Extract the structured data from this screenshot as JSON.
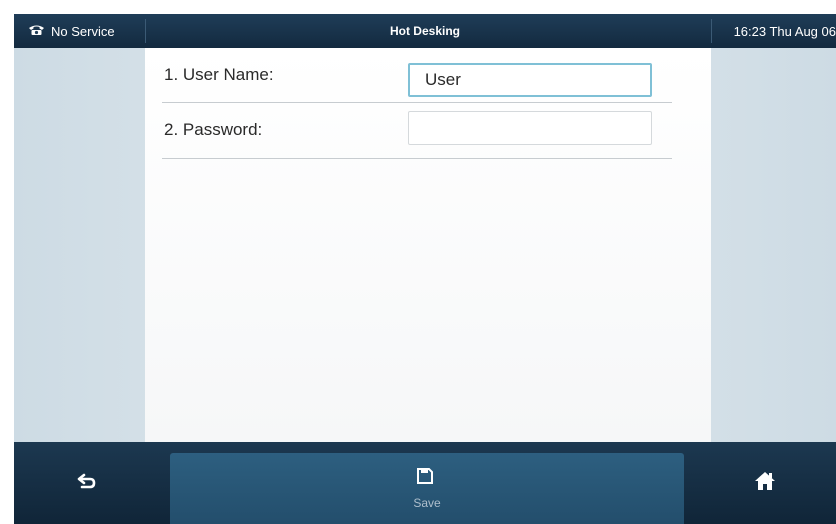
{
  "status_bar": {
    "left_text": "No Service",
    "left_icon": "phone-icon",
    "title": "Hot Desking",
    "datetime": "16:23 Thu Aug 06"
  },
  "form": {
    "rows": [
      {
        "label": "1. User Name:",
        "value": "User",
        "placeholder": ""
      },
      {
        "label": "2. Password:",
        "value": "",
        "placeholder": ""
      }
    ]
  },
  "softkeys": {
    "back_icon": "back-arrow-icon",
    "save_label": "Save",
    "save_icon": "save-icon",
    "home_icon": "home-icon"
  },
  "colors": {
    "status_bar_bg": "#1a344b",
    "softkey_active_bg": "#2a5a7a",
    "focus_border": "#7fc0d6",
    "side_bg": "#d7e3ea"
  }
}
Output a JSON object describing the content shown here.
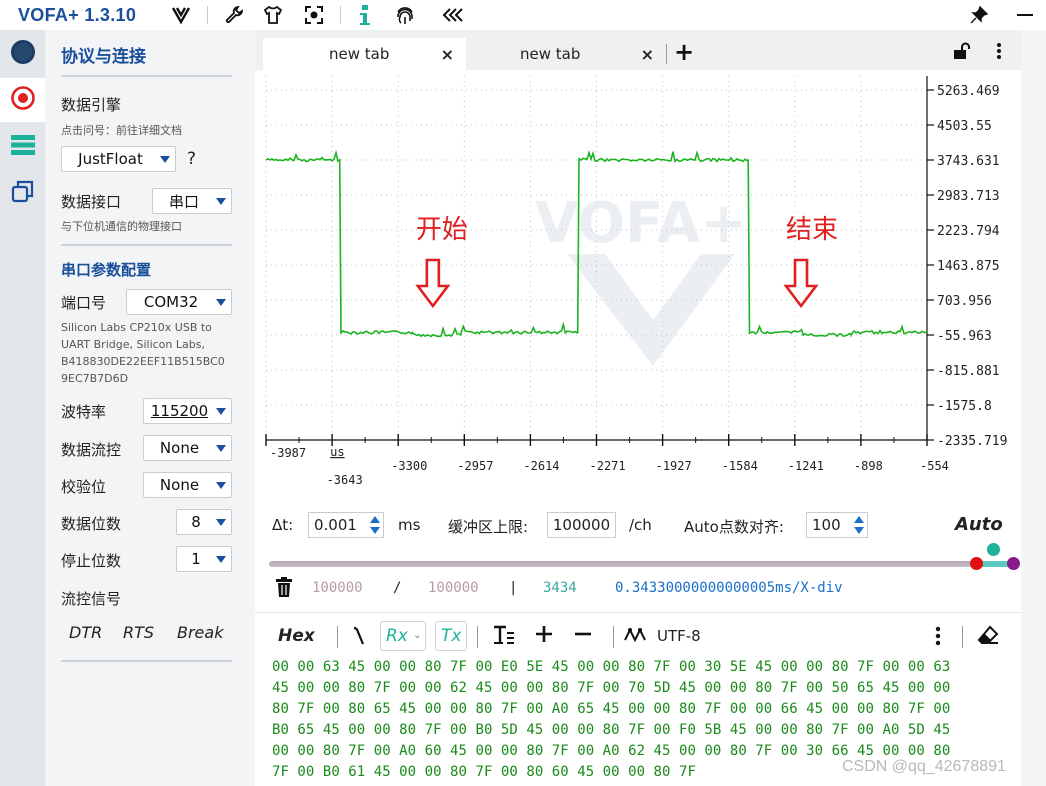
{
  "app": {
    "title": "VOFA+ 1.3.10",
    "watermark": "CSDN @qq_42678891"
  },
  "colors": {
    "brand": "#1a4f9c",
    "waveform": "#1db320",
    "annotation": "#e02020",
    "hex_text": "#1a8a1a",
    "stat_muted": "#b89aa8",
    "stat_count": "#3aa89a",
    "stat_div": "#1a6fc9"
  },
  "sidebar": {
    "section_title": "协议与连接",
    "engine": {
      "label": "数据引擎",
      "hint": "点击问号：前往详细文档",
      "value": "JustFloat",
      "help": "?"
    },
    "interface": {
      "label": "数据接口",
      "value": "串口",
      "hint": "与下位机通信的物理接口"
    },
    "serial_section": "串口参数配置",
    "port": {
      "label": "端口号",
      "value": "COM32",
      "desc_lines": [
        "Silicon Labs CP210x USB to",
        "UART Bridge, Silicon Labs,",
        "B418830DE22EEF11B515BC0",
        "9EC7B7D6D"
      ]
    },
    "baud": {
      "label": "波特率",
      "value": "115200"
    },
    "flow": {
      "label": "数据流控",
      "value": "None"
    },
    "parity": {
      "label": "校验位",
      "value": "None"
    },
    "databits": {
      "label": "数据位数",
      "value": "8"
    },
    "stopbits": {
      "label": "停止位数",
      "value": "1"
    },
    "flow_signals": {
      "label": "流控信号",
      "buttons": [
        "DTR",
        "RTS",
        "Break"
      ]
    }
  },
  "tabs": [
    {
      "label": "new tab",
      "close": "×"
    },
    {
      "label": "new tab",
      "close": "×"
    }
  ],
  "tab_add": "+",
  "chart_data": {
    "type": "line",
    "y_ticks": [
      "5263.469",
      "4503.55",
      "3743.631",
      "2983.713",
      "2223.794",
      "1463.875",
      "703.956",
      "-55.963",
      "-815.881",
      "-1575.8",
      "-2335.719"
    ],
    "x_ticks_upper": [
      "-3987",
      "us"
    ],
    "x_ticks_lower": [
      "-3643",
      "-3300",
      "-2957",
      "-2614",
      "-2271",
      "-1927",
      "-1584",
      "-1241",
      "-898",
      "-554"
    ],
    "ylim": [
      -2335.719,
      5263.469
    ],
    "series": [
      {
        "points": [
          [
            0,
            3743
          ],
          [
            0.1115,
            3743
          ],
          [
            0.1135,
            0
          ],
          [
            0.2215,
            0
          ],
          [
            0.2225,
            -55
          ],
          [
            0.2945,
            -55
          ],
          [
            0.2955,
            0
          ],
          [
            0.4715,
            0
          ],
          [
            0.4735,
            3743
          ],
          [
            0.7295,
            3743
          ],
          [
            0.7315,
            0
          ],
          [
            0.8115,
            0
          ],
          [
            0.8125,
            -55
          ],
          [
            0.8855,
            -55
          ],
          [
            0.8865,
            0
          ],
          [
            1.0,
            0
          ]
        ]
      }
    ],
    "annotations": [
      {
        "text": "开始",
        "x": 0.26,
        "y": 2223.794
      },
      {
        "text": "结束",
        "x": 0.82,
        "y": 2223.794
      }
    ],
    "watermark_text": "VOFA+",
    "grid": true
  },
  "controls": {
    "dt_label": "Δt:",
    "dt_value": "0.001",
    "dt_unit": "ms",
    "buffer_label": "缓冲区上限:",
    "buffer_value": "100000",
    "buffer_unit": "/ch",
    "autopts_label": "Auto点数对齐:",
    "autopts_value": "100",
    "auto_label": "Auto"
  },
  "stats": {
    "a": "100000",
    "slash": "/",
    "b": "100000",
    "bar": "|",
    "count": "3434",
    "div": "0.34330000000000005ms/X-div"
  },
  "receive": {
    "hex_label": "Hex",
    "rx_label": "Rx",
    "tx_label": "Tx",
    "encoding": "UTF-8",
    "lines": [
      "00 00 63 45 00 00 80 7F 00 E0 5E 45 00 00 80 7F 00 30 5E 45 00 00 80 7F 00 00 63",
      "45 00 00 80 7F 00 00 62 45 00 00 80 7F 00 70 5D 45 00 00 80 7F 00 50 65 45 00 00",
      "80 7F 00 80 65 45 00 00 80 7F 00 A0 65 45 00 00 80 7F 00 00 66 45 00 00 80 7F 00",
      "B0 65 45 00 00 80 7F 00 B0 5D 45 00 00 80 7F 00 F0 5B 45 00 00 80 7F 00 A0 5D 45",
      "00 00 80 7F 00 A0 60 45 00 00 80 7F 00 A0 62 45 00 00 80 7F 00 30 66 45 00 00 80",
      "7F 00 B0 61 45 00 00 80 7F 00 80 60 45 00 00 80 7F"
    ]
  }
}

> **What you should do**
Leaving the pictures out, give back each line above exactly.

> **Completed exercise**
Extract the structured data from this screenshot as JSON.
{
  "status_bar": {
    "left_text": "No Service",
    "left_icon": "phone-icon",
    "title": "Hot Desking",
    "datetime": "16:23 Thu Aug 06"
  },
  "form": {
    "rows": [
      {
        "label": "1. User Name:",
        "value": "User",
        "placeholder": ""
      },
      {
        "label": "2. Password:",
        "value": "",
        "placeholder": ""
      }
    ]
  },
  "softkeys": {
    "back_icon": "back-arrow-icon",
    "save_label": "Save",
    "save_icon": "save-icon",
    "home_icon": "home-icon"
  },
  "colors": {
    "status_bar_bg": "#1a344b",
    "softkey_active_bg": "#2a5a7a",
    "focus_border": "#7fc0d6",
    "side_bg": "#d7e3ea"
  }
}
Output a JSON object describing the content shown here.
{
  "app": {
    "title": "VOFA+ 1.3.10",
    "watermark": "CSDN @qq_42678891"
  },
  "colors": {
    "brand": "#1a4f9c",
    "waveform": "#1db320",
    "annotation": "#e02020",
    "hex_text": "#1a8a1a",
    "stat_muted": "#b89aa8",
    "stat_count": "#3aa89a",
    "stat_div": "#1a6fc9"
  },
  "sidebar": {
    "section_title": "协议与连接",
    "engine": {
      "label": "数据引擎",
      "hint": "点击问号：前往详细文档",
      "value": "JustFloat",
      "help": "?"
    },
    "interface": {
      "label": "数据接口",
      "value": "串口",
      "hint": "与下位机通信的物理接口"
    },
    "serial_section": "串口参数配置",
    "port": {
      "label": "端口号",
      "value": "COM32",
      "desc_lines": [
        "Silicon Labs CP210x USB to",
        "UART Bridge, Silicon Labs,",
        "B418830DE22EEF11B515BC0",
        "9EC7B7D6D"
      ]
    },
    "baud": {
      "label": "波特率",
      "value": "115200"
    },
    "flow": {
      "label": "数据流控",
      "value": "None"
    },
    "parity": {
      "label": "校验位",
      "value": "None"
    },
    "databits": {
      "label": "数据位数",
      "value": "8"
    },
    "stopbits": {
      "label": "停止位数",
      "value": "1"
    },
    "flow_signals": {
      "label": "流控信号",
      "buttons": [
        "DTR",
        "RTS",
        "Break"
      ]
    }
  },
  "tabs": [
    {
      "label": "new tab",
      "close": "×"
    },
    {
      "label": "new tab",
      "close": "×"
    }
  ],
  "tab_add": "+",
  "chart_data": {
    "type": "line",
    "y_ticks": [
      "5263.469",
      "4503.55",
      "3743.631",
      "2983.713",
      "2223.794",
      "1463.875",
      "703.956",
      "-55.963",
      "-815.881",
      "-1575.8",
      "-2335.719"
    ],
    "x_ticks_upper": [
      "-3987",
      "us"
    ],
    "x_ticks_lower": [
      "-3643",
      "-3300",
      "-2957",
      "-2614",
      "-2271",
      "-1927",
      "-1584",
      "-1241",
      "-898",
      "-554"
    ],
    "ylim": [
      -2335.719,
      5263.469
    ],
    "series": [
      {
        "points": [
          [
            0,
            3743
          ],
          [
            0.1115,
            3743
          ],
          [
            0.1135,
            0
          ],
          [
            0.2215,
            0
          ],
          [
            0.2225,
            -55
          ],
          [
            0.2945,
            -55
          ],
          [
            0.2955,
            0
          ],
          [
            0.4715,
            0
          ],
          [
            0.4735,
            3743
          ],
          [
            0.7295,
            3743
          ],
          [
            0.7315,
            0
          ],
          [
            0.8115,
            0
          ],
          [
            0.8125,
            -55
          ],
          [
            0.8855,
            -55
          ],
          [
            0.8865,
            0
          ],
          [
            1.0,
            0
          ]
        ]
      }
    ],
    "annotations": [
      {
        "text": "开始",
        "x": 0.26,
        "y": 2223.794
      },
      {
        "text": "结束",
        "x": 0.82,
        "y": 2223.794
      }
    ],
    "watermark_text": "VOFA+",
    "grid": true
  },
  "controls": {
    "dt_label": "Δt:",
    "dt_value": "0.001",
    "dt_unit": "ms",
    "buffer_label": "缓冲区上限:",
    "buffer_value": "100000",
    "buffer_unit": "/ch",
    "autopts_label": "Auto点数对齐:",
    "autopts_value": "100",
    "auto_label": "Auto"
  },
  "stats": {
    "a": "100000",
    "slash": "/",
    "b": "100000",
    "bar": "|",
    "count": "3434",
    "div": "0.34330000000000005ms/X-div"
  },
  "receive": {
    "hex_label": "Hex",
    "rx_label": "Rx",
    "tx_label": "Tx",
    "encoding": "UTF-8",
    "lines": [
      "00 00 63 45 00 00 80 7F 00 E0 5E 45 00 00 80 7F 00 30 5E 45 00 00 80 7F 00 00 63",
      "45 00 00 80 7F 00 00 62 45 00 00 80 7F 00 70 5D 45 00 00 80 7F 00 50 65 45 00 00",
      "80 7F 00 80 65 45 00 00 80 7F 00 A0 65 45 00 00 80 7F 00 00 66 45 00 00 80 7F 00",
      "B0 65 45 00 00 80 7F 00 B0 5D 45 00 00 80 7F 00 F0 5B 45 00 00 80 7F 00 A0 5D 45",
      "00 00 80 7F 00 A0 60 45 00 00 80 7F 00 A0 62 45 00 00 80 7F 00 30 66 45 00 00 80",
      "7F 00 B0 61 45 00 00 80 7F 00 80 60 45 00 00 80 7F"
    ]
  }
}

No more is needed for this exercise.